- **Work to complete**: Below are records; how many of their lines contain "icon"? Answer with only the number.

- **Listed entries**:
------

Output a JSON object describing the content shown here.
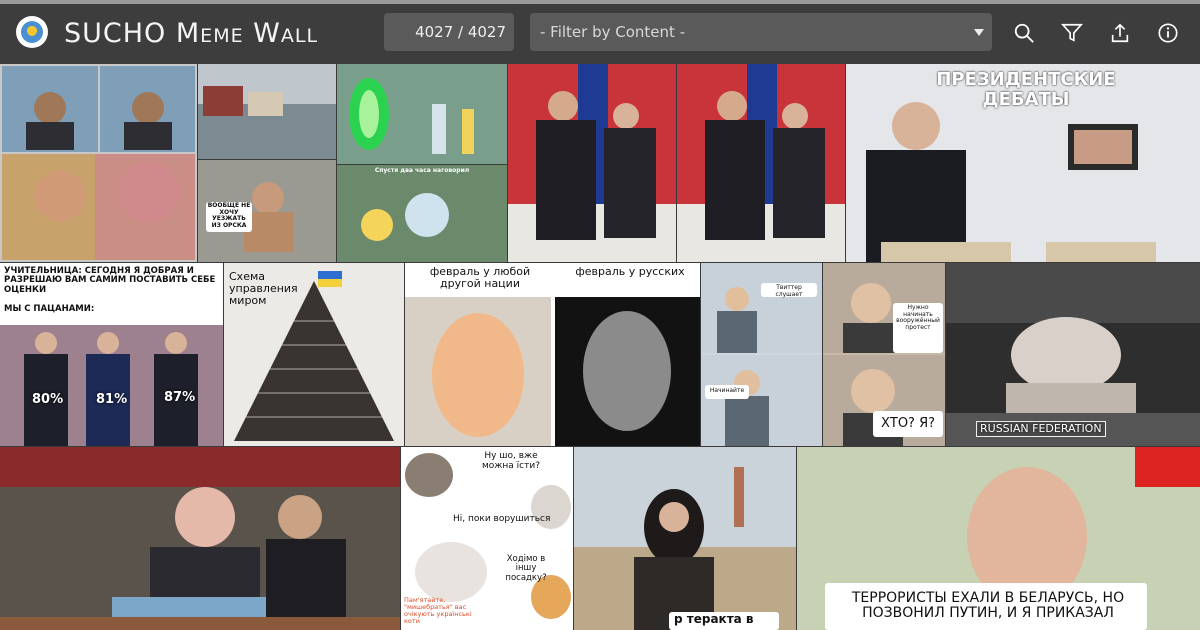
{
  "app": {
    "title": "SUCHO Meme Wall",
    "counter": "4027 / 4027",
    "filter_placeholder": "- Filter by Content -"
  },
  "toolbar": {
    "search_icon": "search-icon",
    "filter_icon": "funnel-icon",
    "share_icon": "share-icon",
    "info_icon": "info-icon"
  },
  "memes": {
    "debates_caption": "ПРЕЗИДЕНТСКИЕ ДЕБАТЫ",
    "grades_caption_1": "УЧИТЕЛЬНИЦА: СЕГОДНЯ Я ДОБРАЯ И РАЗРЕШАЮ ВАМ САМИМ ПОСТАВИТЬ СЕБЕ ОЦЕНКИ",
    "grades_caption_2": "МЫ С ПАЦАНАМИ:",
    "pct_1": "80%",
    "pct_2": "81%",
    "pct_3": "87%",
    "pyramid_title": "Схема управления миром",
    "feb_left": "февраль у любой другой нации",
    "feb_right": "февраль у русских",
    "operator_1": "Твиттер слушает",
    "operator_2": "Начинайте",
    "grandma_1": "Нужно начинать вооружённый протест",
    "grandma_2": "ХТО? Я?",
    "pig_label": "RUSSIAN FEDERATION",
    "cat_1": "Ну шо, вже можна їсти?",
    "cat_2": "Ні, поки ворушиться",
    "cat_3": "Ходімо в іншу посадку?",
    "cat_4": "Пам'ятайте, \"мишебратья\" вас очікують українські коти",
    "teract": "р теракта в",
    "lukash": "ТЕРРОРИСТЫ ЕХАЛИ В БЕЛАРУСЬ, НО ПОЗВОНИЛ ПУТИН, И Я ПРИКАЗАЛ",
    "car_caption": "ВООБЩЕ НЕ ХОЧУ УЕЗЖАТЬ ИЗ ОРСКА",
    "rick_caption": "Спустя два часа наговорил"
  }
}
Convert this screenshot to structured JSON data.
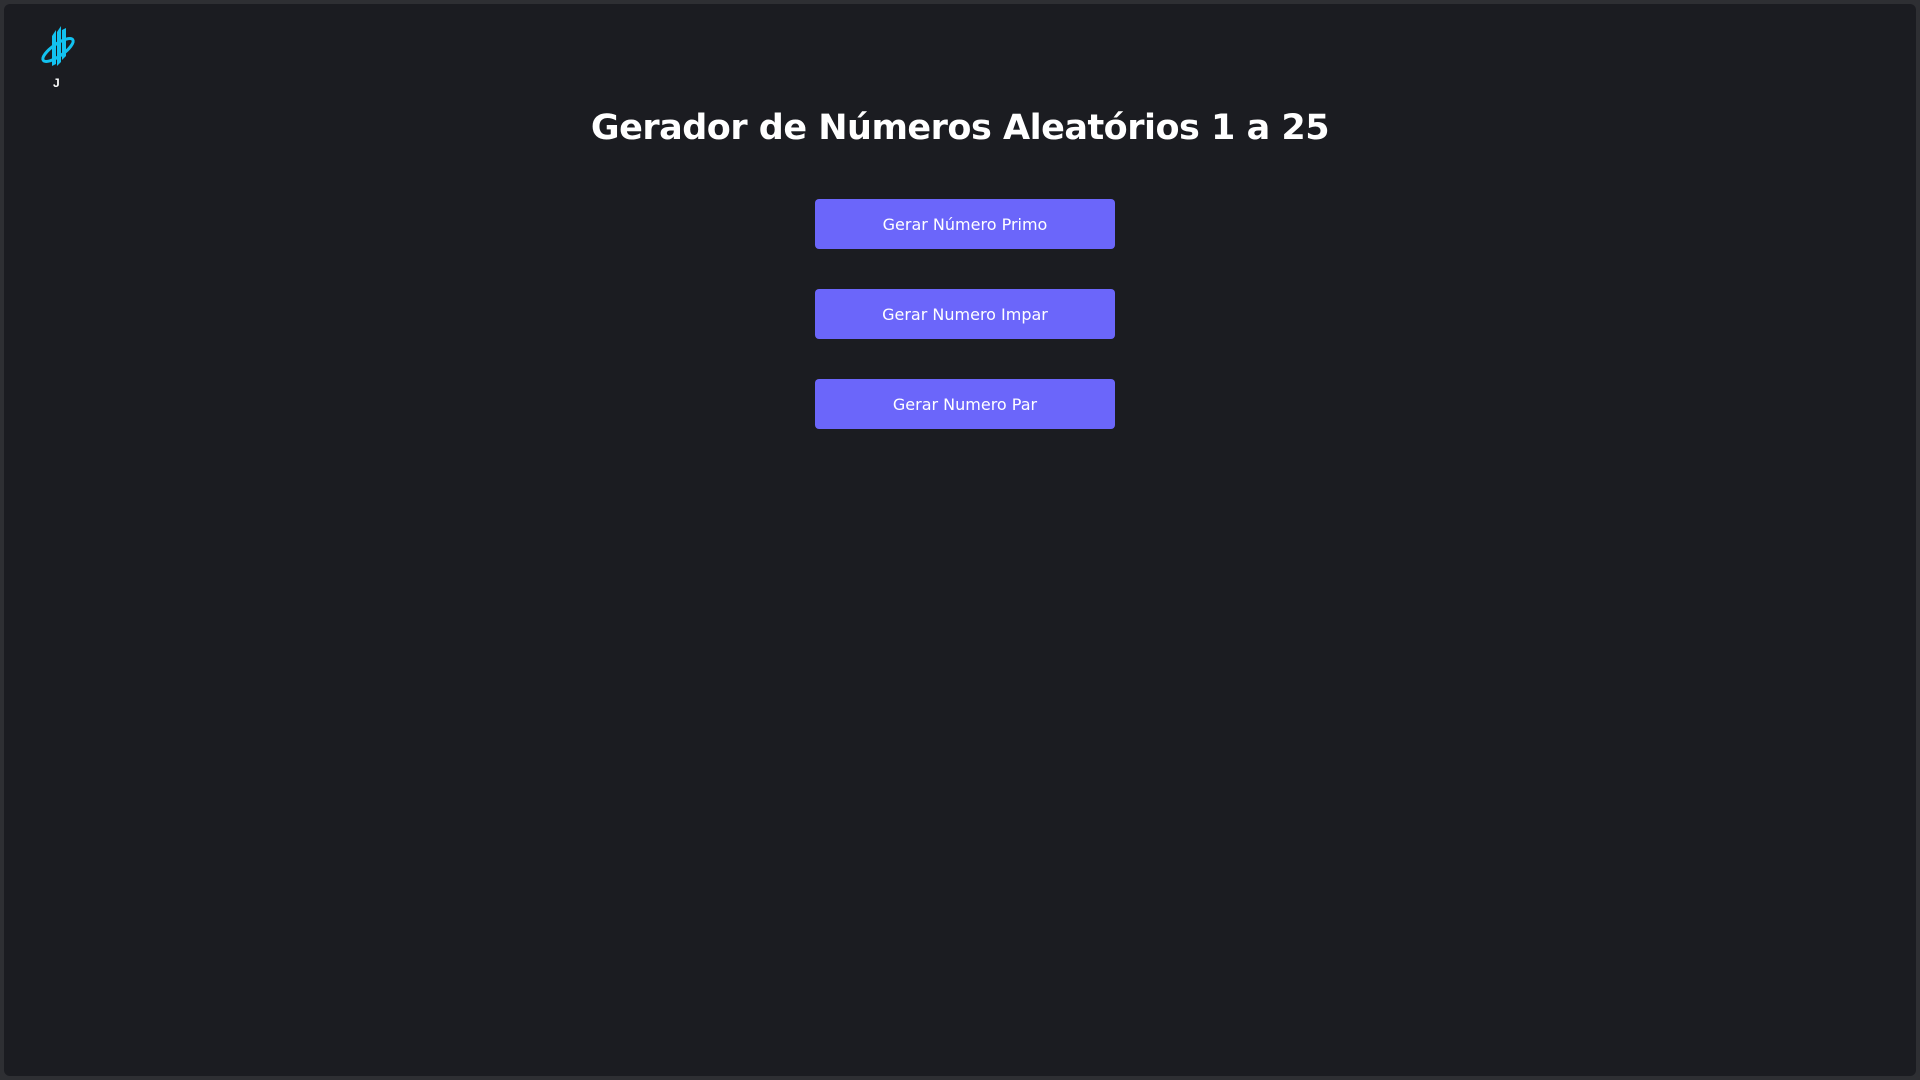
{
  "logo": {
    "letter": "J",
    "color": "#12c2f0"
  },
  "title": "Gerador de Números Aleatórios 1 a 25",
  "buttons": [
    {
      "label": "Gerar Número Primo"
    },
    {
      "label": "Gerar Numero Impar"
    },
    {
      "label": "Gerar Numero Par"
    }
  ],
  "colors": {
    "background": "#1b1c21",
    "button": "#6b66fa"
  }
}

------

- **Written solution**: 4